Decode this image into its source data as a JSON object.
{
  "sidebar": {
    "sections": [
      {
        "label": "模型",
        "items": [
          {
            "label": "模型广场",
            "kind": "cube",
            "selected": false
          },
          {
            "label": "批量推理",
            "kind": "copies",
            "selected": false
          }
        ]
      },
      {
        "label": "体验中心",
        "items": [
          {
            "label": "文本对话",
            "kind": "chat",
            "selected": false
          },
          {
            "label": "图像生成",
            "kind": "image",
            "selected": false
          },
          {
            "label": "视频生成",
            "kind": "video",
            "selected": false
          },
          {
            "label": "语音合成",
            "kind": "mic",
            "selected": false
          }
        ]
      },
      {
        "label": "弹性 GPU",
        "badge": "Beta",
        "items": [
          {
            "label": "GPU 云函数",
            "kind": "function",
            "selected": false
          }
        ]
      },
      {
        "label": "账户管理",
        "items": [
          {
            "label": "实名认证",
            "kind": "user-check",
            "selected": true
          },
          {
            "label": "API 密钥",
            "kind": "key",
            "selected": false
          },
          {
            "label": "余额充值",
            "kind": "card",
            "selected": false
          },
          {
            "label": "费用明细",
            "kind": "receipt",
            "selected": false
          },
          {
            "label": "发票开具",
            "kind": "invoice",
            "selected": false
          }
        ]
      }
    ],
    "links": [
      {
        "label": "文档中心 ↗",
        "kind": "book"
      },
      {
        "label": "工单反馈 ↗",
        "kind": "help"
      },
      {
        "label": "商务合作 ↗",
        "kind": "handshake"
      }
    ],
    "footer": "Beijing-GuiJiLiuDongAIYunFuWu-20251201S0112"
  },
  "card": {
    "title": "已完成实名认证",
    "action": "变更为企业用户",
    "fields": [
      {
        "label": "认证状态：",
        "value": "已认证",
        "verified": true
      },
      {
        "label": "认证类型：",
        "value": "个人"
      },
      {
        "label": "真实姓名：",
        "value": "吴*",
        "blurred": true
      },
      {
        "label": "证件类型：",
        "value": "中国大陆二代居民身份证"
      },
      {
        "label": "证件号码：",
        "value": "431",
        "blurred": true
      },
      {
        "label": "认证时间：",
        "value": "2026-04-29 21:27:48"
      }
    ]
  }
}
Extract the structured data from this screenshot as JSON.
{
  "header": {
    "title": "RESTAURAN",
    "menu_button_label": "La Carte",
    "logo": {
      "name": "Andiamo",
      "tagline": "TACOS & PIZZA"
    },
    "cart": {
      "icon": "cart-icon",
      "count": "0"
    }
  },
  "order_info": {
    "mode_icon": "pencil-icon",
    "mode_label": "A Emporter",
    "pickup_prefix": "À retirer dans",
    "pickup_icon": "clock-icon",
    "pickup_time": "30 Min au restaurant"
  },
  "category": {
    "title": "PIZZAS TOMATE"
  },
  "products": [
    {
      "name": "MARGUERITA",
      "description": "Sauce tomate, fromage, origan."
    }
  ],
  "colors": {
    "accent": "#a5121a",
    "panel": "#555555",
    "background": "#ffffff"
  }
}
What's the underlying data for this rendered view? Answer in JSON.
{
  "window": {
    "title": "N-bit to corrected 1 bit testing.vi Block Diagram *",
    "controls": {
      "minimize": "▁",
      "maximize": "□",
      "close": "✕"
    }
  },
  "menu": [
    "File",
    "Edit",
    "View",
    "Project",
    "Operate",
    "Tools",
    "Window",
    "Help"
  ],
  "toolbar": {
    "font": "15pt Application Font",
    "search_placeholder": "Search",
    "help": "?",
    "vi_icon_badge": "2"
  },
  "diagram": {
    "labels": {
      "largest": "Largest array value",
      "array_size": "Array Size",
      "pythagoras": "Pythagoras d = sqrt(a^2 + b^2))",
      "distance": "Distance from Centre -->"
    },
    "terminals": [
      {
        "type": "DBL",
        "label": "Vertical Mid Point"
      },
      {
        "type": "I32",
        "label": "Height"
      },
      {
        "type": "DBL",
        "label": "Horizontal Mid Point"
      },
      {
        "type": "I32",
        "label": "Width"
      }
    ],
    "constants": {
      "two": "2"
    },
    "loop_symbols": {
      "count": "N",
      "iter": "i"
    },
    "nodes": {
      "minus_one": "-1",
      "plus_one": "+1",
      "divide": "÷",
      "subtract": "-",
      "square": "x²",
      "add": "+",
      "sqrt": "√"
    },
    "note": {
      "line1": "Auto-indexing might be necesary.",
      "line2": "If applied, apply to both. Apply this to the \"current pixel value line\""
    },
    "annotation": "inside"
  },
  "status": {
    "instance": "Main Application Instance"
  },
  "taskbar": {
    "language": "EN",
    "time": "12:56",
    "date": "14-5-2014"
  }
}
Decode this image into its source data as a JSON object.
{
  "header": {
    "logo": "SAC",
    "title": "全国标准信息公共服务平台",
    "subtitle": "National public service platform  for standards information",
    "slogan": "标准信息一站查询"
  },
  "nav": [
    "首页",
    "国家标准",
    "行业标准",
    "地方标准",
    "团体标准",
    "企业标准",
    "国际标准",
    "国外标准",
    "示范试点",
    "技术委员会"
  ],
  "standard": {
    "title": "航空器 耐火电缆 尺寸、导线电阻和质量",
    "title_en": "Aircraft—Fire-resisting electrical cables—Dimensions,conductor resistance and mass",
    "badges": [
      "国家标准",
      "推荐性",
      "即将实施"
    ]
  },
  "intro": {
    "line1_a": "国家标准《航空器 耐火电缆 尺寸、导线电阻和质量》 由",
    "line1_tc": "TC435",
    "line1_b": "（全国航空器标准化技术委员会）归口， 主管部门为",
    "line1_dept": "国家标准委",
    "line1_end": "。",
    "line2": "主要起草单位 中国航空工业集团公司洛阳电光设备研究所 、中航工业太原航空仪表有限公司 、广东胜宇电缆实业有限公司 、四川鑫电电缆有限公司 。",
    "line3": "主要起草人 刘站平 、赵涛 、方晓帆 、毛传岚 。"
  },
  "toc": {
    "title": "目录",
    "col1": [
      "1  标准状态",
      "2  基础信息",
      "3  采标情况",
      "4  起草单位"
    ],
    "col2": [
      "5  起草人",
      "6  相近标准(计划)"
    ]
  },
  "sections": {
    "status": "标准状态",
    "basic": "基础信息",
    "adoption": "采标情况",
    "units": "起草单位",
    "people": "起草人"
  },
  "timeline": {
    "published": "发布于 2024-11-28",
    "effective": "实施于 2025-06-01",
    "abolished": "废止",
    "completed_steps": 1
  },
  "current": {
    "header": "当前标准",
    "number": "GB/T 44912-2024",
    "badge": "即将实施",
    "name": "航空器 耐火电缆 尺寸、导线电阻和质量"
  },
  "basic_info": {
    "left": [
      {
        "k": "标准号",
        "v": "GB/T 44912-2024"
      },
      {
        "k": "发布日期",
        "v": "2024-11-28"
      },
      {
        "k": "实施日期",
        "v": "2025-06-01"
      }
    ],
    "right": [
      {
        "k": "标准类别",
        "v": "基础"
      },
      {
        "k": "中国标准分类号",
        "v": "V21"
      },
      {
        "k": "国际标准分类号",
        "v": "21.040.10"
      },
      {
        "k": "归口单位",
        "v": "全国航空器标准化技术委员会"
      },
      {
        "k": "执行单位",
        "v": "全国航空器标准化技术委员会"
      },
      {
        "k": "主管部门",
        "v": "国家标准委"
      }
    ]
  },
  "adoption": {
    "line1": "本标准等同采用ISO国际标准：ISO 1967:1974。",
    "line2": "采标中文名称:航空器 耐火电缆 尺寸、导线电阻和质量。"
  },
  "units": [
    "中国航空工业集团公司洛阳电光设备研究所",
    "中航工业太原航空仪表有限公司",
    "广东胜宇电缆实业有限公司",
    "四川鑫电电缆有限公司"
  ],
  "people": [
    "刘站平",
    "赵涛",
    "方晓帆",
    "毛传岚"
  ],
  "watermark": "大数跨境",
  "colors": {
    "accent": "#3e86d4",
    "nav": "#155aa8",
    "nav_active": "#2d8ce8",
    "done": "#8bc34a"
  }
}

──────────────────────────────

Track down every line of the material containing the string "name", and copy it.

      "name": "Andiamo",
      "name": "MARGUERITA",
    "name": "航空器 耐火电缆 尺寸、导线电阻和质量"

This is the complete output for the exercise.